Poetry for Strangers is about finding inspiration in community, in people, in the chance encounters of everyday life. PFS suggests that every person can be a “muse” of a poem. Every week of this year I will ask a stranger for a single word and then write a poem inspired by the word. I invite you to do the same.

Share your poem on this week’s word!


When I was in college my friends obtained a wine-tasting chart, and what amused me then was that one of the aromas was “cat wee-wee.” Last week at a wine bar with a group of my dearest friends in Austin, I learned that wine tasters have a special euphemism for the aroma of “cat wee-wee”: gooseberry. Monica let us into this secret and more, and the word she gave reflected her favorite thing about wine: the aroma.

Many of my stranger-poems have an invisible title that guides me as I write, and this poem’s invisible title is “Dunyazad.” In the Arabian Nights, the sick king Shahriyar is on a streak of marrying a new virgin each night and beheading her in the morning. This goes on for years until a clever young storyteller named Shahrazad marries the murderous king and stays alive by telling him stories for 1001 nights. Her younger sister, Dunyazad, has the job of waiting under the marital bed and, at the appropriate moment, popping up to ask her sister for a story.

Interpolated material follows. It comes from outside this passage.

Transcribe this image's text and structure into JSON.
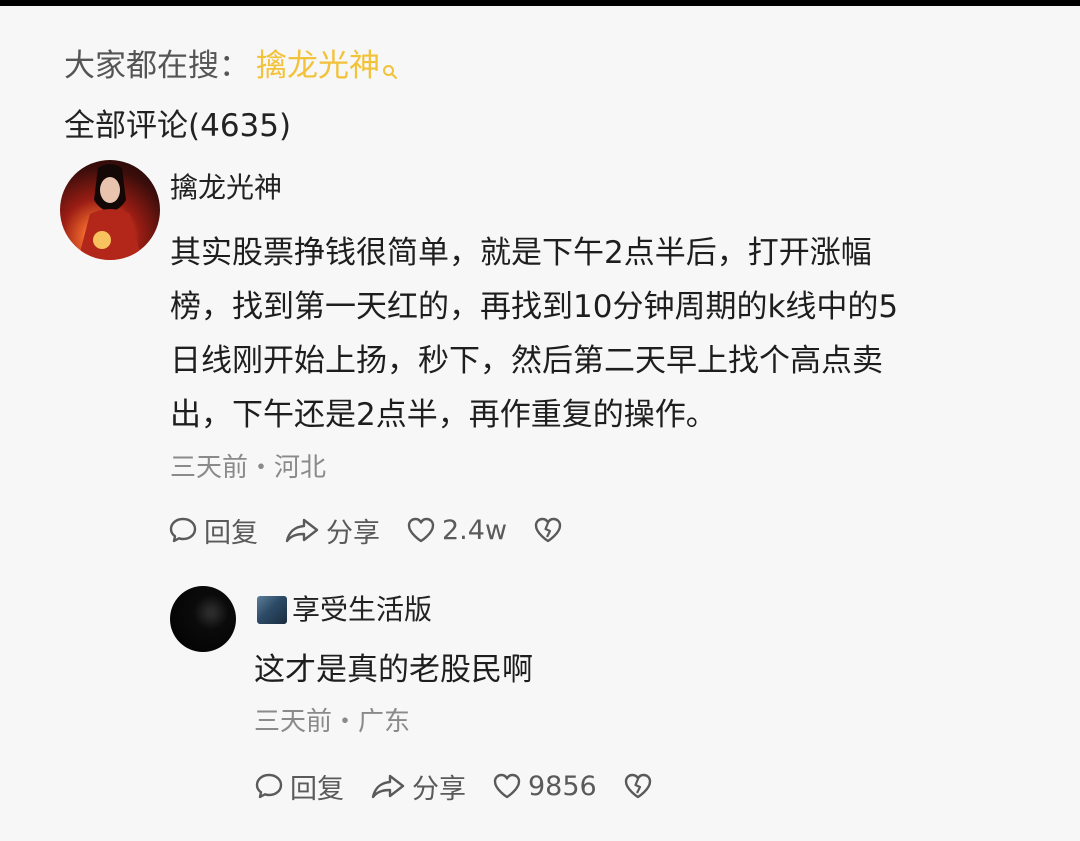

The Stranger: Monica

The Word: Aroma

The poem I wrote:

The king was so old, and it would have been
easy to kill him that first night. There are
so many weapons in a bedroom: medicines
wrongly mixed, long sashes hanging
from the window, his razor laid to rest.
Hands, fingernails, teeth. No children
would avenge his death, as he
has let no woman live longer than a night.

I am the sister who waits under the bed.
My realm is the creak of the mattress, the bull-cry
of my sister’s new husband.
My script is to ask for a story. Sister,
dear, how about one of your pretty tales
to while away the night?
If the king agrees, she will live
another day, and I will return
to wait underneath and to regret
all of the reasons why, as a child, I wanted her dead.
The anis-seed she stole from me, also
the next-town vizier’s son.

Every night for three years
I lie cupped beneath the fierce aroma
of their nights together, his bed sheets
perfumed with woman’s blood
left over from all the wives before.

Every night I fall asleep to her voice, talking
to keep him awake, teasing out
endings she refuses to give, holding at bay
not sex but death,
emptying him out and whetting his need
for some tale whose ending only she knows. Her death
rests on the other side of each ending.

But clinging to the roots of each end come
the sprouted starts of the next story, leaving the king hungry,
three years hungry for closure.

These thousand nights might have driven him mad,
if he hadn’t been mad already. Perhaps
they cured him. Or perhaps
I helped, the witness that I was,
the sister who waited, the child.

The Challenge: Do you have a poem in you on this word? Write one here.